Interview Questions 2020 – Growth Potential #3

You can’t get a qualification in listening. LinkedIn’s Global Talent Trends 2019 found that over half of talent professionals struggle to assess soft skills accurately – and only 41% have a formal process in place to measure them.

Luckily, the other half were happy to share the questions they like to ask when they’re hunting for something specific – and the answers they’re hoping to hear. Every interview is different, and nobody can predict with absolute certainty what’s going to come up – but going in prepared with answers to these questions should cover you from most angles.

During a job interview, the interviewer will definitely be looking at your current skill set – but will also be paying attention to your ability to learn new things. They want to know whether you’ll be able to perform the job today – but more importantly, whether you’ll be able to perform it in a few years, by which time technology and best practices will have moved forward. Do you have the ability – and the willingness – to move forward with them?

This is something you should spend a decent amount of time thinking about. After all, your success across your career (and, beyond the office – your life) will depend on your willingness to learn and develop yourself professionally and personally. 

Employers are generally hunting for confident people who’ve spent time thinking about their career goals. This is as much for your benefit as it is for theirs – do you know where you want to be in five years? What about a decade from now? Will this job help you get to where you want to be? When the cost of replacing an employee is about 1.5x their salary, employers are looking for long-term loyalty, and candidates who are likely to stay for the long haul.

In the fifth part of our IQ2020 series, we’re looking at the most popular interview questions for gauging a candidate’s growth potential, and how you should answer them if you want to make a good impression.

#3: What would motivate you to make a move from your current role?

This can be a tricky question – but only if you focus on the wrong things. Avoid talking about money, even if you’re motivated by financial security. Instead, try to structure your answer around a desire to be challenged. The interviewer is looking for signs that you’re interested in growing through disruption, rather than an immediate (and easy) pay-off. 

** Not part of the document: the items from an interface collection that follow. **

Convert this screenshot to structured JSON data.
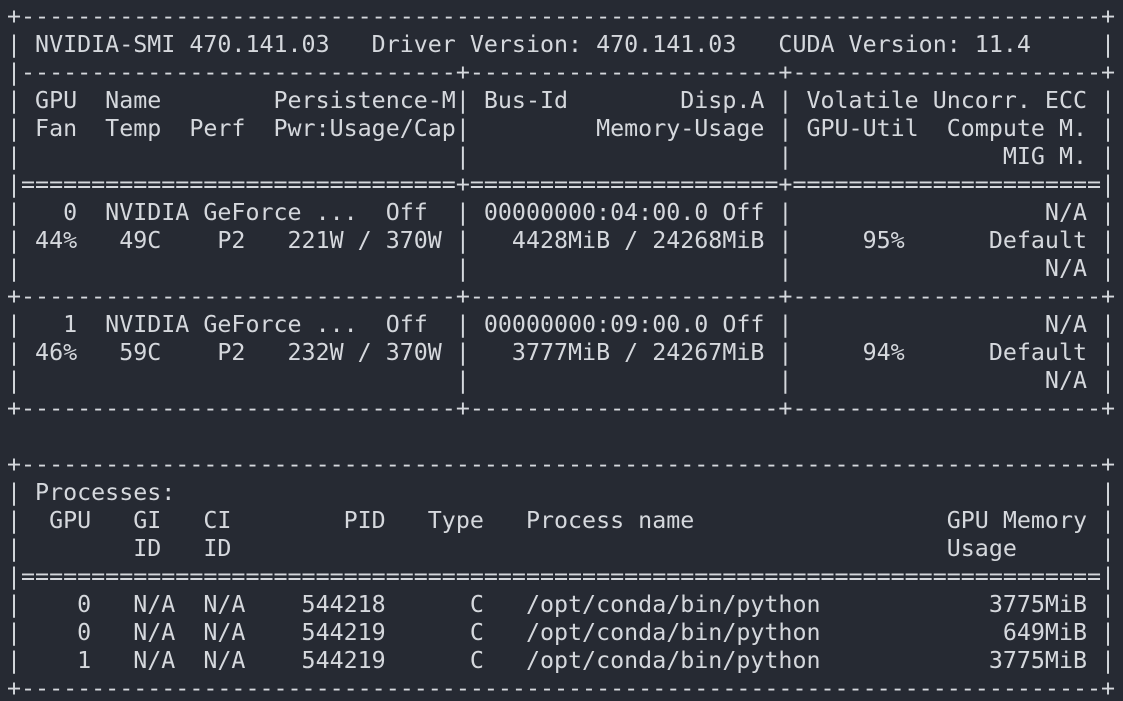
{
  "terminal": {
    "lines": [
      "+-----------------------------------------------------------------------------+",
      "| NVIDIA-SMI 470.141.03   Driver Version: 470.141.03   CUDA Version: 11.4     |",
      "|-------------------------------+----------------------+----------------------+",
      "| GPU  Name        Persistence-M| Bus-Id        Disp.A | Volatile Uncorr. ECC |",
      "| Fan  Temp  Perf  Pwr:Usage/Cap|         Memory-Usage | GPU-Util  Compute M. |",
      "|                               |                      |               MIG M. |",
      "|===============================+======================+======================|",
      "|   0  NVIDIA GeForce ...  Off  | 00000000:04:00.0 Off |                  N/A |",
      "| 44%   49C    P2   221W / 370W |   4428MiB / 24268MiB |     95%      Default |",
      "|                               |                      |                  N/A |",
      "+-------------------------------+----------------------+----------------------+",
      "|   1  NVIDIA GeForce ...  Off  | 00000000:09:00.0 Off |                  N/A |",
      "| 46%   59C    P2   232W / 370W |   3777MiB / 24267MiB |     94%      Default |",
      "|                               |                      |                  N/A |",
      "+-------------------------------+----------------------+----------------------+",
      "",
      "+-----------------------------------------------------------------------------+",
      "| Processes:                                                                  |",
      "|  GPU   GI   CI        PID   Type   Process name                  GPU Memory |",
      "|        ID   ID                                                   Usage      |",
      "|=============================================================================|",
      "|    0   N/A  N/A    544218      C   /opt/conda/bin/python            3775MiB |",
      "|    0   N/A  N/A    544219      C   /opt/conda/bin/python             649MiB |",
      "|    1   N/A  N/A    544219      C   /opt/conda/bin/python            3775MiB |",
      "+-----------------------------------------------------------------------------+"
    ]
  }
}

Trying to make a good impression? Discover how The Employability Experts can help you take your career to the next level.